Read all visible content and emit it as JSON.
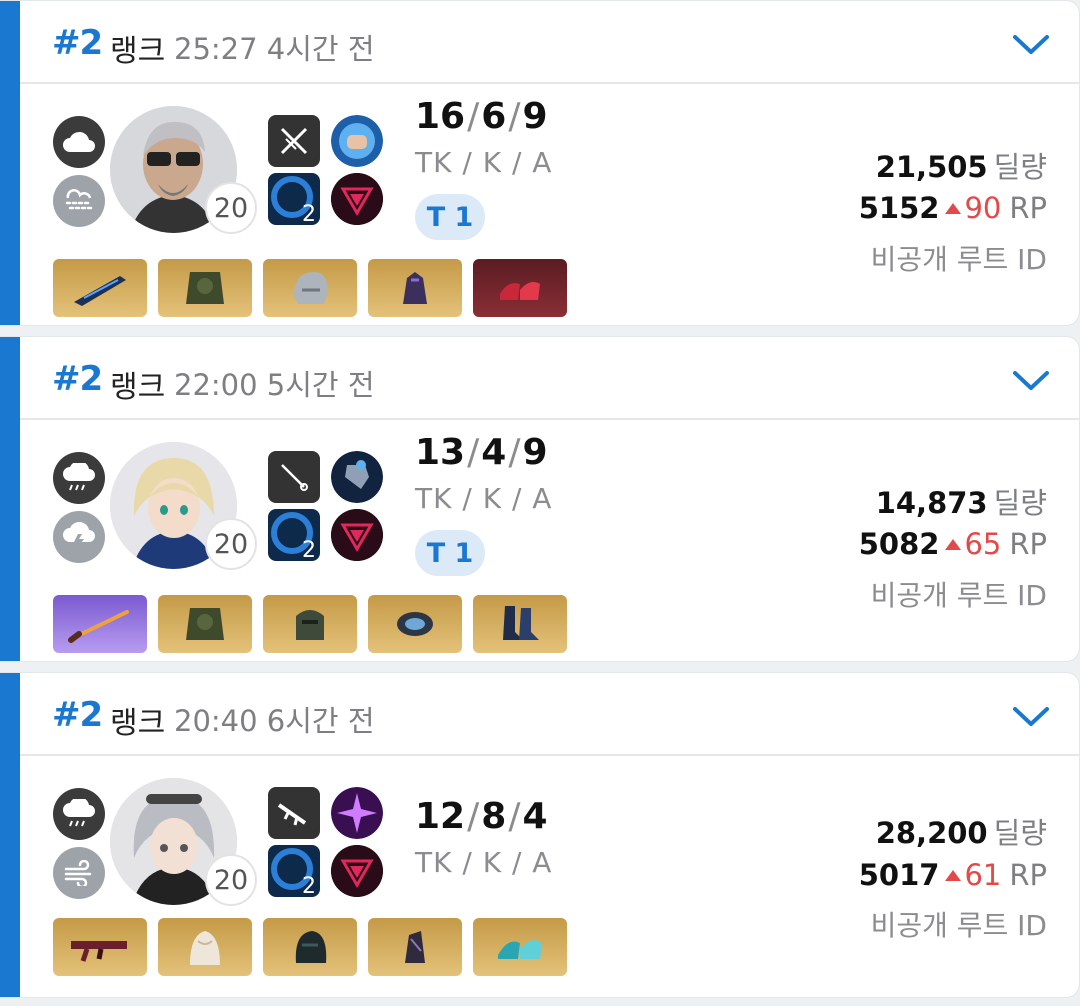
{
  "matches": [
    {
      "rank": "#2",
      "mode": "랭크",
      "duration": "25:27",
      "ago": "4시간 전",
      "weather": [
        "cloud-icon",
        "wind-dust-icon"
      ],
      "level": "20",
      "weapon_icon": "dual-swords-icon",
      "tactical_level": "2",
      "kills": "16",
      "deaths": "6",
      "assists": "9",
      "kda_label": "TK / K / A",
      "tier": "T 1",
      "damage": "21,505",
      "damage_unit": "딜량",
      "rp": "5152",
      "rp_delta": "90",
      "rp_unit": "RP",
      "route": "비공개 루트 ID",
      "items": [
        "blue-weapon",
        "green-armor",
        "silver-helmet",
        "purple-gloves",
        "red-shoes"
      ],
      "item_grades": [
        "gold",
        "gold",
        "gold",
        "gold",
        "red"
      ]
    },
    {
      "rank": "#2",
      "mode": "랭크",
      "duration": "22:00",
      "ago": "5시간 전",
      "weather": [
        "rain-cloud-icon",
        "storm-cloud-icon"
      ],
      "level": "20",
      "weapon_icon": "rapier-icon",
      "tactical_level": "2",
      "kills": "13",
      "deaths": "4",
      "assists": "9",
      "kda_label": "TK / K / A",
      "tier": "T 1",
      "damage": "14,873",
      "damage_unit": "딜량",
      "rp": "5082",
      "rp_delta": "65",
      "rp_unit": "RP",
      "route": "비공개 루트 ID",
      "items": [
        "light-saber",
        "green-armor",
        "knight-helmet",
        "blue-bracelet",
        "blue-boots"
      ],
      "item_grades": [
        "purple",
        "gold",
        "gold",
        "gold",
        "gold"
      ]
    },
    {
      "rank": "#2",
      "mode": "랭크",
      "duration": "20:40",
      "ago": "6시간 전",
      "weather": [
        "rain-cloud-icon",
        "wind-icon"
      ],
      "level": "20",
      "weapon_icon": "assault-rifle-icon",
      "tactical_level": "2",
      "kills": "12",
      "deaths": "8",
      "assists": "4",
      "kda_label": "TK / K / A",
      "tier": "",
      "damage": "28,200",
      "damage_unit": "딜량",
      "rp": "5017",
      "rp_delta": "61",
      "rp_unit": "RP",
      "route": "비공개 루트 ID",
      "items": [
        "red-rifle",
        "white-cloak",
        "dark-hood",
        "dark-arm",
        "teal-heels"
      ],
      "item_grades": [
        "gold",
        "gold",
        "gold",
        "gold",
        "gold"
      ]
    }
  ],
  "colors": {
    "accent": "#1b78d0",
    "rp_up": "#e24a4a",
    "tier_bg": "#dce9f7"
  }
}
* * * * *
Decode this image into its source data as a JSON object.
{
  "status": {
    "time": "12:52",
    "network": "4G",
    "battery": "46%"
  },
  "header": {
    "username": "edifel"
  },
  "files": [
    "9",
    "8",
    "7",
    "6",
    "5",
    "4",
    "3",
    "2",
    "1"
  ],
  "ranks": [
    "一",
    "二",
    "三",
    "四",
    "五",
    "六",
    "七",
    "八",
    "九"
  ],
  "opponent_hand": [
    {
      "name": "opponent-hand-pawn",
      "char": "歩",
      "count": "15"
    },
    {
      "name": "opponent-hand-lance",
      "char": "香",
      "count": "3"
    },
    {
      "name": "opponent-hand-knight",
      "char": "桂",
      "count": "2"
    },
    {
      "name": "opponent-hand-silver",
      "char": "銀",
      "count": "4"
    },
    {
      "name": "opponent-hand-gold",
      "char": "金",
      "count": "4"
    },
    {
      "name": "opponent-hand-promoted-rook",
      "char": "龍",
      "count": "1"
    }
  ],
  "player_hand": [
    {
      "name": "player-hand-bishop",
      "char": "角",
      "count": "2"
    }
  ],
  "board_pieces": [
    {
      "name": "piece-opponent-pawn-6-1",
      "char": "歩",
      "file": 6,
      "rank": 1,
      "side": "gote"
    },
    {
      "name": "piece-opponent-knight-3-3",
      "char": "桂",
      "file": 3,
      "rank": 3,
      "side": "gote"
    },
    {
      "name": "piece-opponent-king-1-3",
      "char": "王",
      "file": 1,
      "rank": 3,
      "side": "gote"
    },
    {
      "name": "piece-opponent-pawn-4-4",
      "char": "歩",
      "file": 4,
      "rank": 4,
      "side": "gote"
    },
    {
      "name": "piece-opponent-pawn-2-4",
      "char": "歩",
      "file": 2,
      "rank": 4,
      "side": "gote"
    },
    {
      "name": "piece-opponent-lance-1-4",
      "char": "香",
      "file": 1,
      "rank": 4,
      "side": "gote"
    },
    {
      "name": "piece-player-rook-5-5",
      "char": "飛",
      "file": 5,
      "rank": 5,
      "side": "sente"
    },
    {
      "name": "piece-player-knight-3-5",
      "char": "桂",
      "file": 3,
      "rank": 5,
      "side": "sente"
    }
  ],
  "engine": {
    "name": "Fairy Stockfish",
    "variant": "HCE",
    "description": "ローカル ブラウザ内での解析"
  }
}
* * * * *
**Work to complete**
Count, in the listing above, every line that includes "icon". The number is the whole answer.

**Answer space**
9